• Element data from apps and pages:
____________

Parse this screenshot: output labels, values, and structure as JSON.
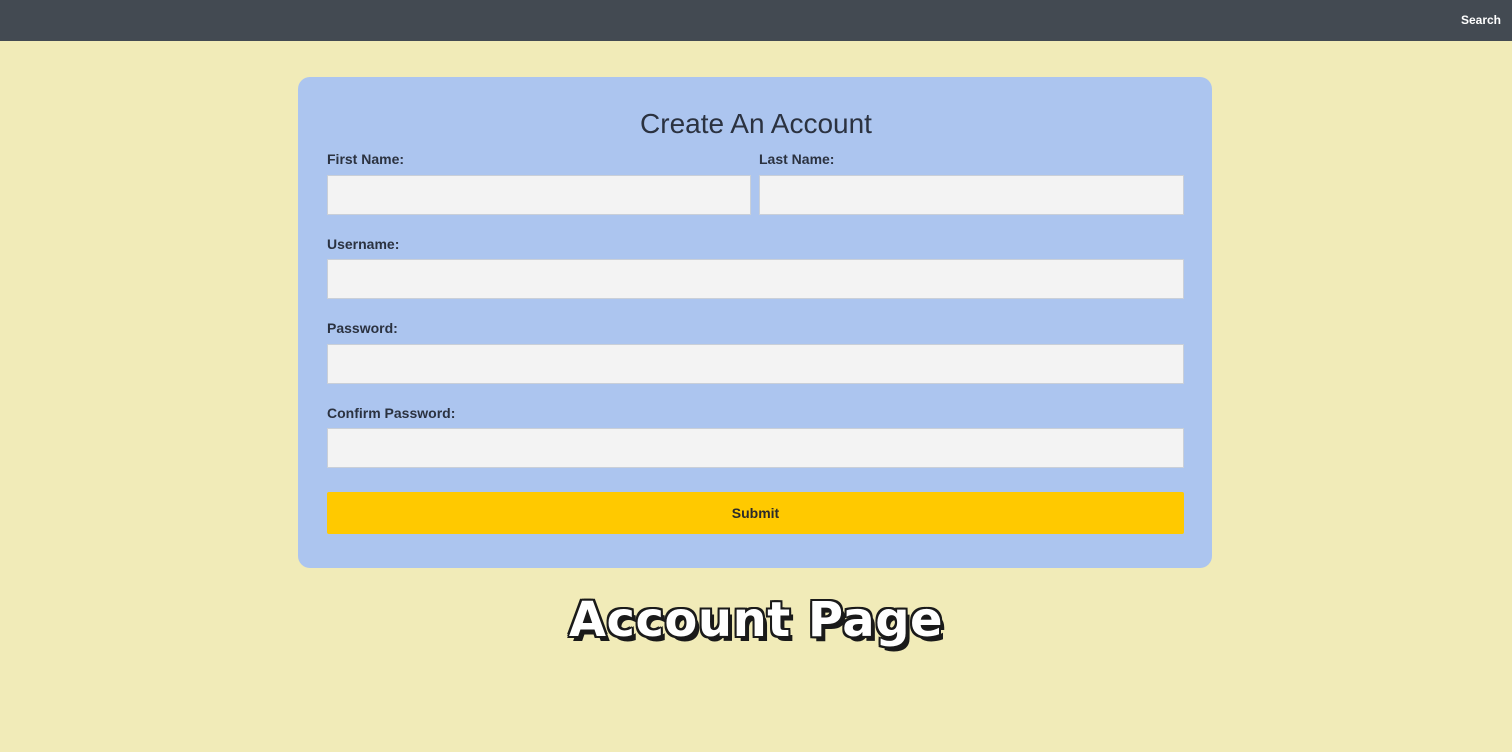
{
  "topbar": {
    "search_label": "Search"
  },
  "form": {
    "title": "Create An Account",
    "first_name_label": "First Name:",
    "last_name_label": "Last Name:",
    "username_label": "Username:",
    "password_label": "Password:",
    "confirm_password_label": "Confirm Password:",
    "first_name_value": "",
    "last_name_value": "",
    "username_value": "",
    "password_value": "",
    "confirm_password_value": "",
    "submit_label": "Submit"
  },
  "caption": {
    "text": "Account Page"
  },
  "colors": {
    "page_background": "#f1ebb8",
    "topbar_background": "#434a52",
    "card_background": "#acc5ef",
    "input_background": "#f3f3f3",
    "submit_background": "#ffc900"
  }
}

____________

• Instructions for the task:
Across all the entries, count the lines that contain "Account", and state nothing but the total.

• Solution:
2